**TASK STATEMENT**
In the entries that follow, find every line containing "here" and copy it.

·····

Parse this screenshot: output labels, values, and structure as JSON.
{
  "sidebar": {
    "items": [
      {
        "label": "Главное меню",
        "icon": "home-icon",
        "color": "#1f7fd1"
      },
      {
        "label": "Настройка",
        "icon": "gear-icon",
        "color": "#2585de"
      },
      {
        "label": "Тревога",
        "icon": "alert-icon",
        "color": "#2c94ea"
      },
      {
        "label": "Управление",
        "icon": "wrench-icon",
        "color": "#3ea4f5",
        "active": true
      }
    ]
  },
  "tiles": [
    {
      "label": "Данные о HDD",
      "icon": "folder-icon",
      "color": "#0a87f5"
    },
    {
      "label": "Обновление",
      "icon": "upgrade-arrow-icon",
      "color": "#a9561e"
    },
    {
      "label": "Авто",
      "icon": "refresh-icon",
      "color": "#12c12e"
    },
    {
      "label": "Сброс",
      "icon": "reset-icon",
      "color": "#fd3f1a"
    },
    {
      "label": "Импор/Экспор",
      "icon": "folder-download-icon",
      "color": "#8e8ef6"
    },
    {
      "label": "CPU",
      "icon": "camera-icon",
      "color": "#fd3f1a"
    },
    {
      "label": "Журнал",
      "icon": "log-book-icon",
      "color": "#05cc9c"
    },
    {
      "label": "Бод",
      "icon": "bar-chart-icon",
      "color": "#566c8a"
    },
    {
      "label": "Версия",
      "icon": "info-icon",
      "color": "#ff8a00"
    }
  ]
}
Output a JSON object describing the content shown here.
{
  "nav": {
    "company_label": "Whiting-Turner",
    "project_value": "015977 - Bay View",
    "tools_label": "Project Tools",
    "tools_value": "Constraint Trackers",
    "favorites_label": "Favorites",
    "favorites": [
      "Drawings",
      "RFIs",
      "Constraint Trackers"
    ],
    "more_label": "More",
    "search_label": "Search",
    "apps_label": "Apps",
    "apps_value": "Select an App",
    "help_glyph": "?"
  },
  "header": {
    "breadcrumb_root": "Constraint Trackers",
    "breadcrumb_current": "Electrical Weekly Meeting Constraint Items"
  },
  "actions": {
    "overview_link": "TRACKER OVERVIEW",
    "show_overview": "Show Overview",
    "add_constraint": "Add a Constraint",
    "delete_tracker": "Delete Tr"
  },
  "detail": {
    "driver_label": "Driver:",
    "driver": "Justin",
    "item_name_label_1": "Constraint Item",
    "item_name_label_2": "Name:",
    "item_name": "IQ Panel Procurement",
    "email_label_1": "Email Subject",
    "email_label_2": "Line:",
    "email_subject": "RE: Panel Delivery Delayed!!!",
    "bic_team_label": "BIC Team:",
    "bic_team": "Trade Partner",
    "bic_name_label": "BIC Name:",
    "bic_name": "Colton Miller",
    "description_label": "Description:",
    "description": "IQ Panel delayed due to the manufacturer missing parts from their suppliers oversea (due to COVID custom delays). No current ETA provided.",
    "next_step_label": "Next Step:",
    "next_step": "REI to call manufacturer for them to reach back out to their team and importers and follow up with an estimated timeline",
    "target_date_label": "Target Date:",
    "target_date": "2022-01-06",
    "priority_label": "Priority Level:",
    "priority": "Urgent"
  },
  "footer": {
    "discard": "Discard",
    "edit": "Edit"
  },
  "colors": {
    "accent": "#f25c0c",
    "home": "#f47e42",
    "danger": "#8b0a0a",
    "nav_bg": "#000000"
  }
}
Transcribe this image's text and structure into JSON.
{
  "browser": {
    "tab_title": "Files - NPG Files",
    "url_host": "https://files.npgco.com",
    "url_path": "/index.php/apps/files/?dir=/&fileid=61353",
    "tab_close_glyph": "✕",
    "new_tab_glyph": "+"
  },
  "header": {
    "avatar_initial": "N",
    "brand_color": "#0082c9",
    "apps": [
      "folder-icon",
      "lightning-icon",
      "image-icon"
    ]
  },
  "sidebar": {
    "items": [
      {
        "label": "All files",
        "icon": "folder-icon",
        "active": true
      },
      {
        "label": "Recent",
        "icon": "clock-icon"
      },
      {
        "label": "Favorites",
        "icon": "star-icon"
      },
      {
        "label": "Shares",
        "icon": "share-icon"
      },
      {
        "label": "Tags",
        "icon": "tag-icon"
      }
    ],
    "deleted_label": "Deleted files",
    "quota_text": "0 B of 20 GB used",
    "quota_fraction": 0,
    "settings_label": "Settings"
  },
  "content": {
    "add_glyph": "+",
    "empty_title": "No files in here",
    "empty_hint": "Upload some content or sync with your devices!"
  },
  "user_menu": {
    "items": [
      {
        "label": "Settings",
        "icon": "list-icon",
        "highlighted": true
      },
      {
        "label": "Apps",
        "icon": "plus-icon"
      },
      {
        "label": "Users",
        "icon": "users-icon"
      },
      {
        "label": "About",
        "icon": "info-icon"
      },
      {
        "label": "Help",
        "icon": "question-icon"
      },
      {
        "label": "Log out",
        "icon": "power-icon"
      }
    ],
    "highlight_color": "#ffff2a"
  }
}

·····

**RESPONSE TO THE TASK**
Output a JSON object describing the content shown here.
    "empty_title": "No files in here",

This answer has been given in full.